Starting in 2024, Hockey fans will have a new league to follow: the Professional Women's Hockey League, whose founders hopes to succeed where other leagues have failed.
Five-time Olympic medalist Jayna Hefford never imagined that she would see a women's league that compared to the National Hockey League. Now, she's the senior vice president of hockey operations at the PWHL.
"To have something like this today that we're launching is something that's so significant for our sport and I know that many women (that came) before me have dreamed of something like this," she said in a statement.
The NHL also congratulated the PWHL on Tuesday, adding: "We remain committed to supporting the women's game and look forward to working together with the PWHL to grow our sport."
PWHL board member Stan Kasten told ESPN that the NHL will provide consultation as the new league grows.
"I think that is one of the elements that hasn't been there in all prior iterations of a pro women's league," he said, expressing his confidence in the league's success.
As Kasten said, previous iterations were seriously lacking. Executive director of the PWHL Players' Association, Brian Burke, noted the way things were for the Canadian Women's Hockey League.
"I've watched players borrow tape and borrow laces when the teams playing had no resources at all," he told ESPN. "I've seen now the hardships they've gone through, the iterations they've gone through, to get there to play and to put this together."
The league's 6 yet-to-be-named teams hail from Montreal, Ottawa, Toronto, New York, Boston, and Minneapolis-St. Paul. For its inaugural year, the PWHL will have 24 games per team, and they plan to announce the schedule soon.

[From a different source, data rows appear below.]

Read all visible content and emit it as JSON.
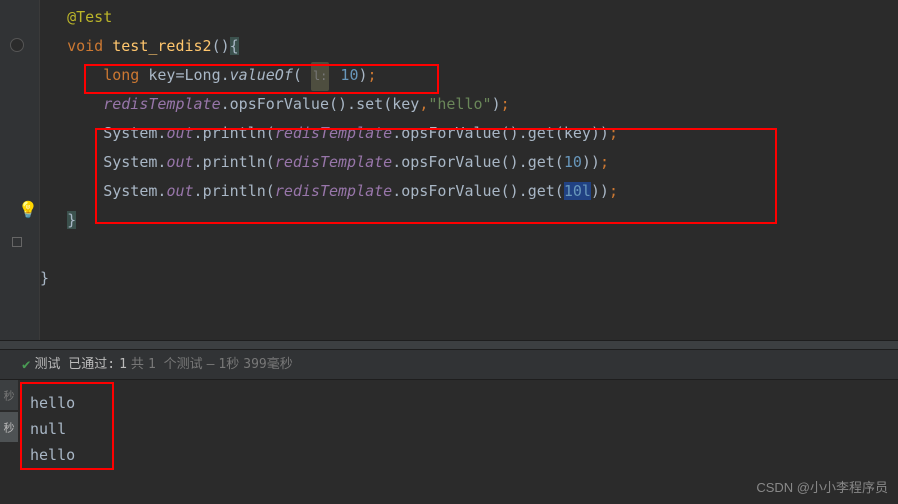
{
  "code": {
    "annotation": "@Test",
    "void": "void",
    "method_name": "test_redis2",
    "long_kw": "long",
    "key_var": "key",
    "long_class": "Long",
    "valueOf": "valueOf",
    "hint_l": "l:",
    "ten": "10",
    "redis_tmpl": "redisTemplate",
    "opsForValue": "opsForValue",
    "set": "set",
    "get": "get",
    "key_arg": "key",
    "hello_str": "\"hello\"",
    "system": "System",
    "out": "out",
    "println": "println",
    "ten_l": "10l"
  },
  "test_status": {
    "prefix": "测试 已通过:",
    "count": "1",
    "unit": "共",
    "total": "1 个测试",
    "dash": "–",
    "time1": "1秒",
    "time2": "399毫秒"
  },
  "console": {
    "tab1": "秒",
    "tab2": "秒",
    "line1": "hello",
    "line2": "null",
    "line3": "hello"
  },
  "watermark": "CSDN @小小李程序员"
}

Hefford is optimistic about the future of the league, and what it means for women's sports.
“We have never seen more excitement and demand for women’s sports," she wrote. "Through the launch of this league, the top women’s players in the world will have the opportunity to reach even greater heights.”